While we were pondering what unfortunate circumstance or disease this bunny had succumbed to and what to do for it, I inched a little closer. I was now able to peer out almost directly above the rabbit as it sat there.
As I was looking intently at it, I saw that it’s one eye that was staring straight up at the sky was dilated. Sad. But I then saw it’s eye focus and it stared right at me. “Interesting” I thought.
No sooner had that thought flitted through my brain than the rabbit shot straight up into the air. I do not exaggerate when I say that it jumped as high as my waist. With that, all curiosity was completely cured and both my Mom and I made our way to the house – posthaste. We may or may not have screamed a little. I had never in all my days seen a rabbit – wild or domestic – act like this.
I had images of it biting our ankles with it’s fangs. ‘Cause crazy rabbits have fangs, of course. But I looked back just before going through the door to safety and the rabbit was once again hopping in large circles around the driveway. We called Game and Fish and asked if they could send someone to check things out.
The game warden showed up a little bit later. We were relieved to see him and told him how the rabbit was behaving. He thought it was injured, that rabies was unlikely and he would need to put it down. He found the rabbit down the hill close to the yard fence. It was doing circles there, too. The warden caught it in his net and humanely put it out of its misery.
We were sad that that’s what it came to, but glad that we could walk outside without fear of inciting the Circle Bunny to launch itself into the air and lope around in crazy circles.
Because that’s what we came to call it by the end of the day…the Circle Bunny.

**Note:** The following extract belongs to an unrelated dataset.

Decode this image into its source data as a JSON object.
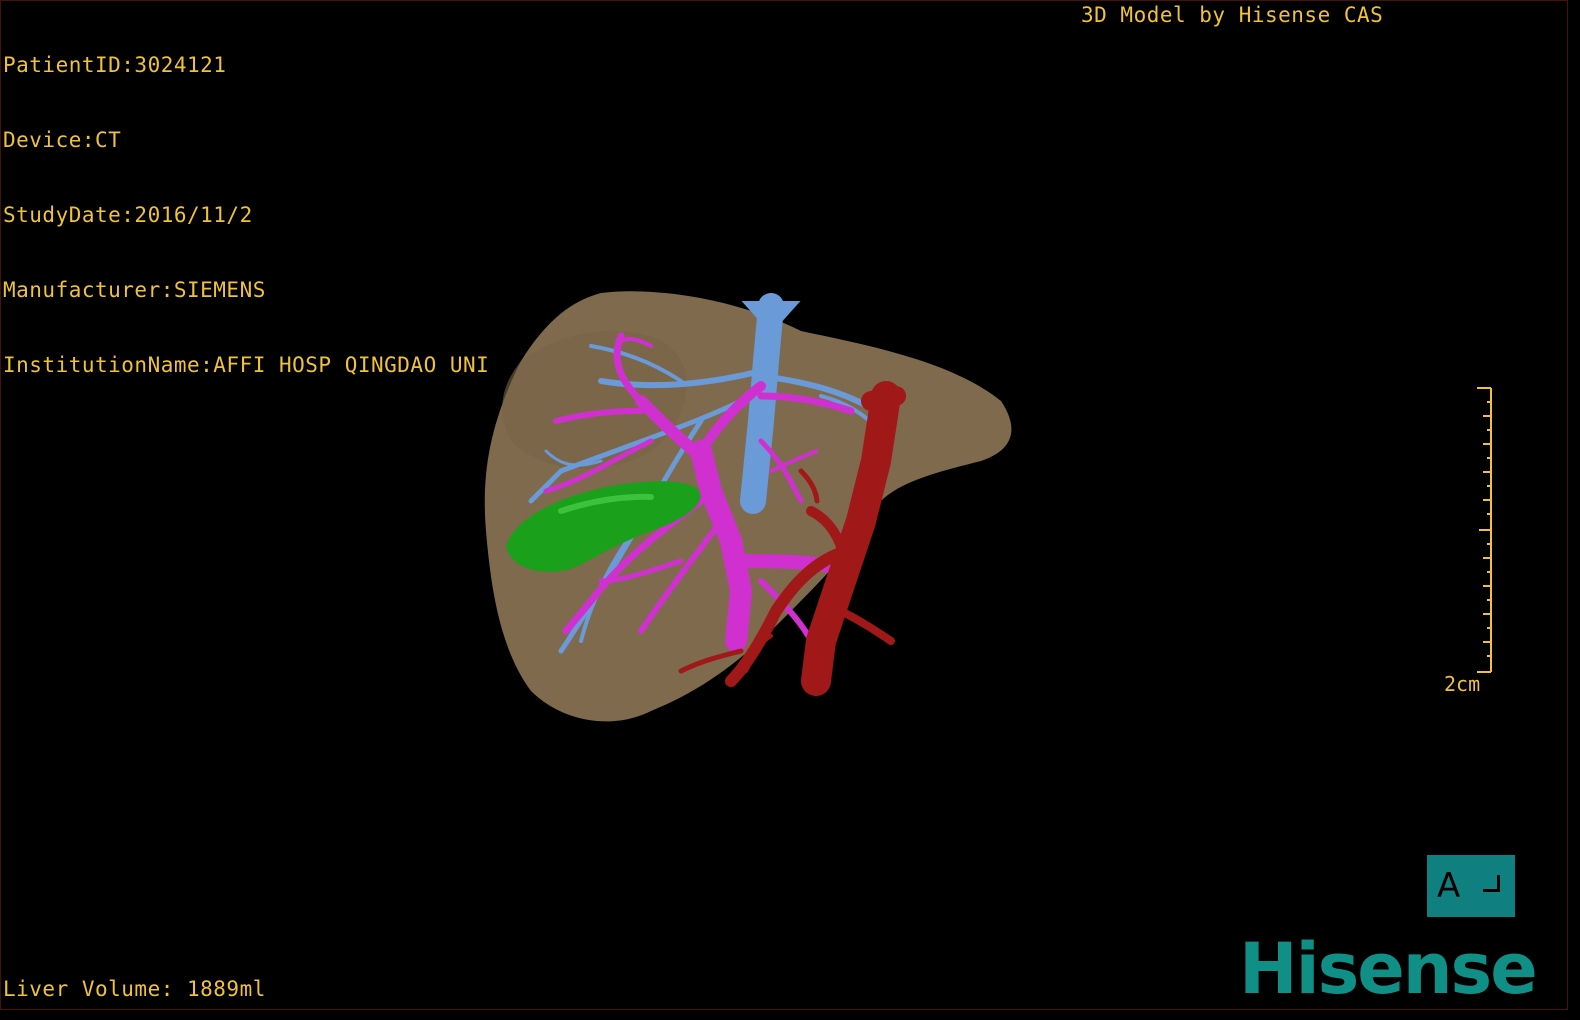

To this day I still eye the cottontails with caution. Sure, they are cute, but I now remember that day that was straight out of the Twilight Zone. It was definitely Hitchcockian.
And I happily keep my distance.